* **Try it**
Every line of the material that includes the word "branch" is to be shown.

Segment Start: Task data

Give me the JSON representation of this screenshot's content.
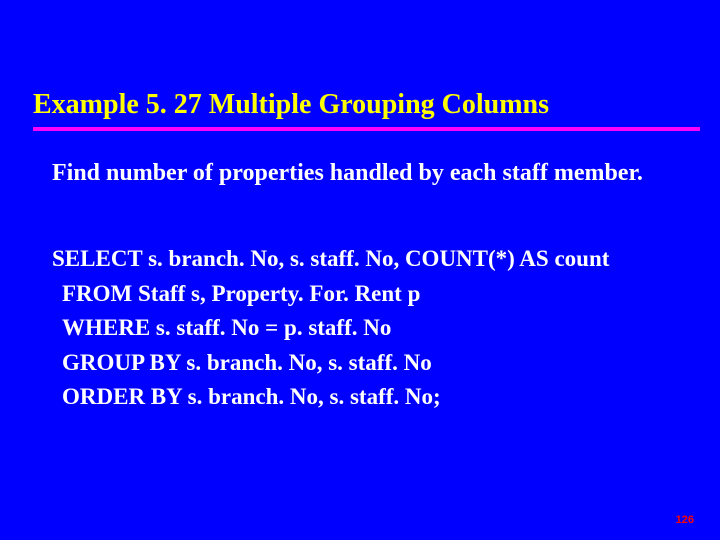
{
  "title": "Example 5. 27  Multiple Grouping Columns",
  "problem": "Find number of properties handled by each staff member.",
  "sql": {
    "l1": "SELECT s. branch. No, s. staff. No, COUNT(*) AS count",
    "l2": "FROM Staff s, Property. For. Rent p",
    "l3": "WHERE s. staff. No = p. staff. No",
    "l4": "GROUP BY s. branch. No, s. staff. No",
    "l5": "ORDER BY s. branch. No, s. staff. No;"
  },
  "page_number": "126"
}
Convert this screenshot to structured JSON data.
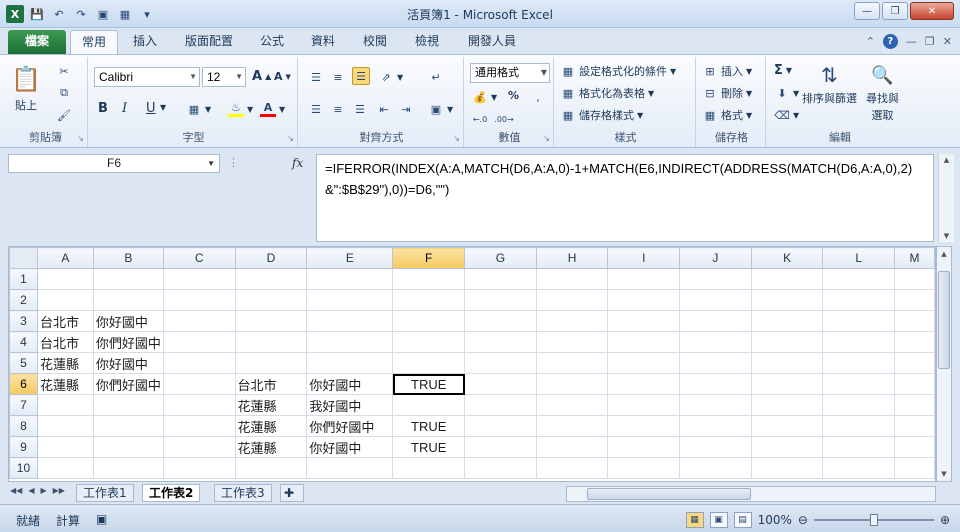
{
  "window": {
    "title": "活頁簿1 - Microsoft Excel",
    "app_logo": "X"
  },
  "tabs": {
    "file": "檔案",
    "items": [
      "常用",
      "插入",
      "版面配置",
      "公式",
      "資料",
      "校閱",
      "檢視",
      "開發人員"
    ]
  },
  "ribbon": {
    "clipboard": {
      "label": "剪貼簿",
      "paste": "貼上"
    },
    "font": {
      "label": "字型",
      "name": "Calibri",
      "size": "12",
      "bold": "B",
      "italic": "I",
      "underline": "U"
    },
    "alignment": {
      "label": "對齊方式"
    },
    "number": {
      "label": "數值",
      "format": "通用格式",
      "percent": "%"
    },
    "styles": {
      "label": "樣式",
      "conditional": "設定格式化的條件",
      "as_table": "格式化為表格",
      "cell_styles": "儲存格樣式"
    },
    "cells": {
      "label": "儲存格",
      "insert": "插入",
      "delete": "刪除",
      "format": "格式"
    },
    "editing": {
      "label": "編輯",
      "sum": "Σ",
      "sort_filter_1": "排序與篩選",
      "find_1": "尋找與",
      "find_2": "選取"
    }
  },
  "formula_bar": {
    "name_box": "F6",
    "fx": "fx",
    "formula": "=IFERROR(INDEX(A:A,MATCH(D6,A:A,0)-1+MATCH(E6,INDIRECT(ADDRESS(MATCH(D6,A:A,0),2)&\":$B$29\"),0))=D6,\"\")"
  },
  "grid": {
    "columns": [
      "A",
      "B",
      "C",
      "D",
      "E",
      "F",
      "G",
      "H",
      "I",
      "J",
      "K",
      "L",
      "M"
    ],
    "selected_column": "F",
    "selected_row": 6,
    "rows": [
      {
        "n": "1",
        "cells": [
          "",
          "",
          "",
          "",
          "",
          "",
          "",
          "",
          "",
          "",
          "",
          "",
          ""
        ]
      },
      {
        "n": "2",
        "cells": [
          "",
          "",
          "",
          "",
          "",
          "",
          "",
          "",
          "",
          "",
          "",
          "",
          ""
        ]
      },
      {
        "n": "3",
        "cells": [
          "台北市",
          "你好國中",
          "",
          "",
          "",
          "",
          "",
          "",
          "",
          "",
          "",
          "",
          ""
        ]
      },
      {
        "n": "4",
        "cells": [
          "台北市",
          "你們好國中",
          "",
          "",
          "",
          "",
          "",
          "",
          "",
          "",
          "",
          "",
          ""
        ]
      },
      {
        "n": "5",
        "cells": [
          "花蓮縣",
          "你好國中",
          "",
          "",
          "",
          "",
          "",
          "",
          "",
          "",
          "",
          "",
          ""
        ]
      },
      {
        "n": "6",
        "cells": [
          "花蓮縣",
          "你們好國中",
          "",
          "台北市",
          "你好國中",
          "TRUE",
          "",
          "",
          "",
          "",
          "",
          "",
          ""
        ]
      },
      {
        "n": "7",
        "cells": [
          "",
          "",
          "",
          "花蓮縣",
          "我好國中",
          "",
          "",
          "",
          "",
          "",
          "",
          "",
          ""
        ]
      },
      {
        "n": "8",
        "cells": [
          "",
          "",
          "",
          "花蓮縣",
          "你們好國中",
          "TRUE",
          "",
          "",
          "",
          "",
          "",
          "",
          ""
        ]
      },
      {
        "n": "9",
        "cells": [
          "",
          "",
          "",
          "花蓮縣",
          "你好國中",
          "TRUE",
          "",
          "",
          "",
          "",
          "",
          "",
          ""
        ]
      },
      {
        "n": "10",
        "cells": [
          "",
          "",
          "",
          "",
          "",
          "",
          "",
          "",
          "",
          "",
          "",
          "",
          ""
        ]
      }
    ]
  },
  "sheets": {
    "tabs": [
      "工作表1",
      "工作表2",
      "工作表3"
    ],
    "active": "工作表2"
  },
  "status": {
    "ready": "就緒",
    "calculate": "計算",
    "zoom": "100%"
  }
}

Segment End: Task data

* **Answer box**
    "l1": "SELECT s. branch. No, s. staff. No, COUNT(*) AS count",
    "l4": "GROUP BY s. branch. No, s. staff. No",
    "l5": "ORDER BY s. branch. No, s. staff. No;"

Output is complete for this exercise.